Indeed, Waddell’s account would become one of the early “famous” accounts of an alleged crossing of paths with the fabled Himalayan “wild man,” and likely due in part to the diligence of Sanderson and a handful of colleagues who, in the years following the Second World War, began to write for various magazines and other publications about mysterious animals unknown to science (Sanderson is, in fact, widely credited with the first use of the word “cryptozoology”, albeit in hyphenated form, in Abominable Snowmen).
However, despite Sanderson’s diligence in collecting reports of abominable snowmen (or “ABSMs” as he referred to them), Waddell had a fair bit more to say about those mysterious tracks he and his company discovered in the fresh Himalayan snow.
“The belief in these creatures is universal among Tibetans,” Waddell wrote. “None, however, of the many Tibetans I have interrogated on this subject could ever give me an authentic case.
“On the most superficial investigation it always resolved itself into something that somebody heard tell of,” Waddell complained.
That’s not all: Waddell even went so far as to offer an explanation for the mystery. He goes on to say:
“These so-called hairy wild men are evidently the great yellow snow-bear (Ursus isabellinus), which is highly carnivorous, and often kills yaks. Yet, although most of the Tibetans know this bear sufficiently to give it a wide berth, they live in such an atmosphere of superstition that they are always ready to find extraordinary and supernatural explanations of uncommon events.”
That’s one way of speculating “what sort of creature could have made them,” as Sanderson wrote of Waddell’s experience. It seems the major was of the opinion they had merely come upon the former path of an indigenous Ursus isabellinus, although one may argue that Waddell’s skepticism would be the natural response of any westerner confronted with the claim that a mysterious “wild man” existed in the remotest corners of one of the world’s steepest mountain ranges.
“Looking at these footprints,” Waddell wrote of the “yeti” prints he and his company found, “I thought of the poor snow-bears pent up in the sweltering heat of the Calcutta ‘Zoo’, and what they would not give to get into such arctic regions.”
So what actually made the prints that Waddell and his company saw?
That is, and remains, a matter of speculation; although Waddell was undoubtedly familiar with bear treks from his background in biology, as well as his experience as a hunter. Later in his journey, he recounts seeing a similar set of ursine prints that converged with his company’s path, this time left in the soft mud of lower elevations, and thus less easily made the stuff of speculation or superstition.

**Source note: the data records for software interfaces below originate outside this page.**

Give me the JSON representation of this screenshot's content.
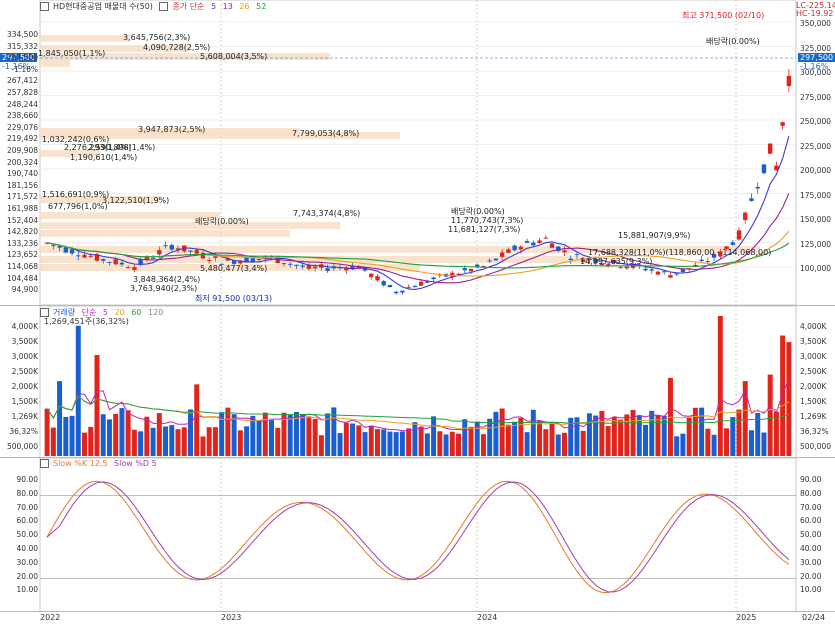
{
  "price_pane": {
    "title_box": "HD현대중공업 매물대 수(50)",
    "ma_label": "종가 단순",
    "ma_periods": [
      "5",
      "13",
      "26",
      "52"
    ],
    "ma_colors": [
      "#3a3ad8",
      "#a02090",
      "#e8a020",
      "#20a040"
    ],
    "top_right": [
      "LC-225.14",
      "HC-19.92"
    ],
    "current_price": "297,500",
    "current_change": "-1.16%",
    "left_ticks": [
      "334,500",
      "315,332",
      "297,500",
      "-1.16%",
      "267,412",
      "257,828",
      "248,244",
      "238,660",
      "229,076",
      "219,492",
      "209,908",
      "200,324",
      "190,740",
      "181,156",
      "171,572",
      "161,988",
      "152,404",
      "142,820",
      "133,236",
      "123,652",
      "114,068",
      "104,484",
      "94,900"
    ],
    "right_ticks": [
      "350,000",
      "325,000",
      "300,000",
      "275,000",
      "250,000",
      "225,000",
      "200,000",
      "175,000",
      "150,000",
      "125,000",
      "100,000"
    ],
    "volume_profile_labels": [
      "3,645,756(2,3%)",
      "4,090,728(2,5%)",
      "5,608,004(3,5%)",
      "1,845,050(1,1%)",
      "3,947,873(2,5%)",
      "7,799,053(4,8%)",
      "1,032,242(0,6%)",
      "2,276,293(1,4%)",
      "2,590,898(1,4%)",
      "1,190,610(1,4%)",
      "7,743,374(4,8%)",
      "11,770,743(7,3%)",
      "11,681,127(7,3%)",
      "17,688,328(11,0%)(118,860,00 - 114,068,00)",
      "14,997,635(9,3%)",
      "15,881,907(9,9%)",
      "3,848,364(2,4%)",
      "3,763,940(2,3%)",
      "5,480,477(3,4%)",
      "677,796(1,0%)",
      "3,122,510(1,9%)",
      "1,516,691(0,9%)"
    ],
    "annotations": {
      "high": "최고 371,500 (02/10)",
      "low": "최저 91,500 (03/13)",
      "ex_dividend": "배당락(0.00%)"
    }
  },
  "volume_pane": {
    "label": "거래량",
    "ma_label": "단순",
    "ma_periods": [
      "5",
      "20",
      "60",
      "120"
    ],
    "ma_colors": [
      "#c020c0",
      "#e8a020",
      "#20a040",
      "#888888"
    ],
    "current_volume": "1,269,451주(36,32%)",
    "left_ticks": [
      "4,000K",
      "3,500K",
      "3,000K",
      "2,500K",
      "2,000K",
      "1,500K",
      "1,269K",
      "36,32%",
      "500,000"
    ],
    "right_ticks": [
      "4,000K",
      "3,500K",
      "3,000K",
      "2,500K",
      "2,000K",
      "1,500K",
      "1,269K",
      "36,32%",
      "500,000"
    ]
  },
  "stoch_pane": {
    "label_k": "Slow %K 12,5",
    "label_d": "Slow %D 5",
    "k_color": "#e8782a",
    "d_color": "#9a40b0",
    "ticks": [
      "90.00",
      "80.00",
      "70.00",
      "60.00",
      "50.00",
      "40.00",
      "30.00",
      "20.00",
      "10.00"
    ]
  },
  "x_axis": {
    "labels": [
      "2022",
      "2023",
      "2024",
      "2025"
    ],
    "end_label": "02/24"
  },
  "colors": {
    "up": "#e0241b",
    "down": "#1a5fd0",
    "profile": "#f7dfc6",
    "current": "#1769c9"
  }
}
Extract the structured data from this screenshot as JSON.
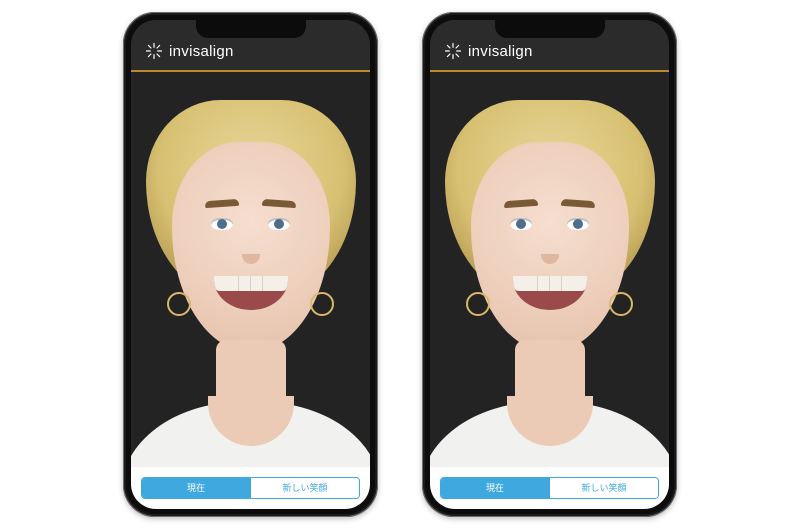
{
  "brand": {
    "name": "invisalign",
    "accent_color": "#b88a2c",
    "primary_color": "#3fa9df"
  },
  "phones": [
    {
      "segmented": {
        "selected": 0,
        "options": [
          "現在",
          "新しい笑顔"
        ]
      }
    },
    {
      "segmented": {
        "selected": 0,
        "options": [
          "現在",
          "新しい笑顔"
        ]
      }
    }
  ]
}
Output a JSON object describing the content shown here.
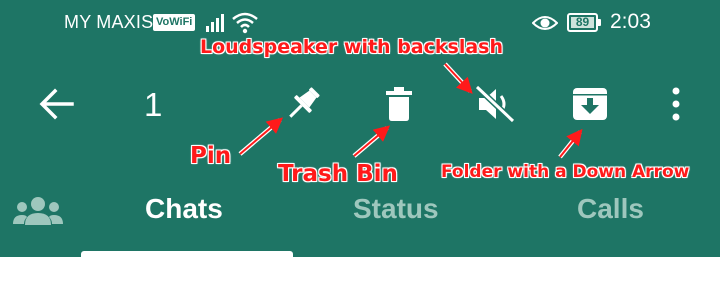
{
  "status_bar": {
    "carrier": "MY MAXIS",
    "vowifi_badge": "VoWiFi",
    "battery_level": "89",
    "time": "2:03"
  },
  "toolbar": {
    "selected_count": "1",
    "icons": [
      "back-arrow-icon",
      "pin-icon",
      "trash-icon",
      "mute-icon",
      "archive-icon",
      "overflow-menu-icon"
    ]
  },
  "annotations": {
    "pin": "Pin",
    "trash": "Trash Bin",
    "mute": "Loudspeaker with backslash",
    "archive": "Folder with a Down Arrow"
  },
  "tabs": [
    {
      "label": "Chats",
      "active": true
    },
    {
      "label": "Status",
      "active": false
    },
    {
      "label": "Calls",
      "active": false
    }
  ],
  "colors": {
    "app_bar": "#1e7565",
    "tab_inactive": "#9ec7bd",
    "annotation": "#ff1a1a"
  }
}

Even if Waddell wasn’t very prone to believe in the existence of a mysterious “wild man” of the Himalayas, his account nonetheless inspired countless armchair historians in the years that would follow… and even a few retired world explorers (like Ivan Sanderson) with his storied account of unusual footprints he found in fresh snow during his trek toward Darjeeling in 1887.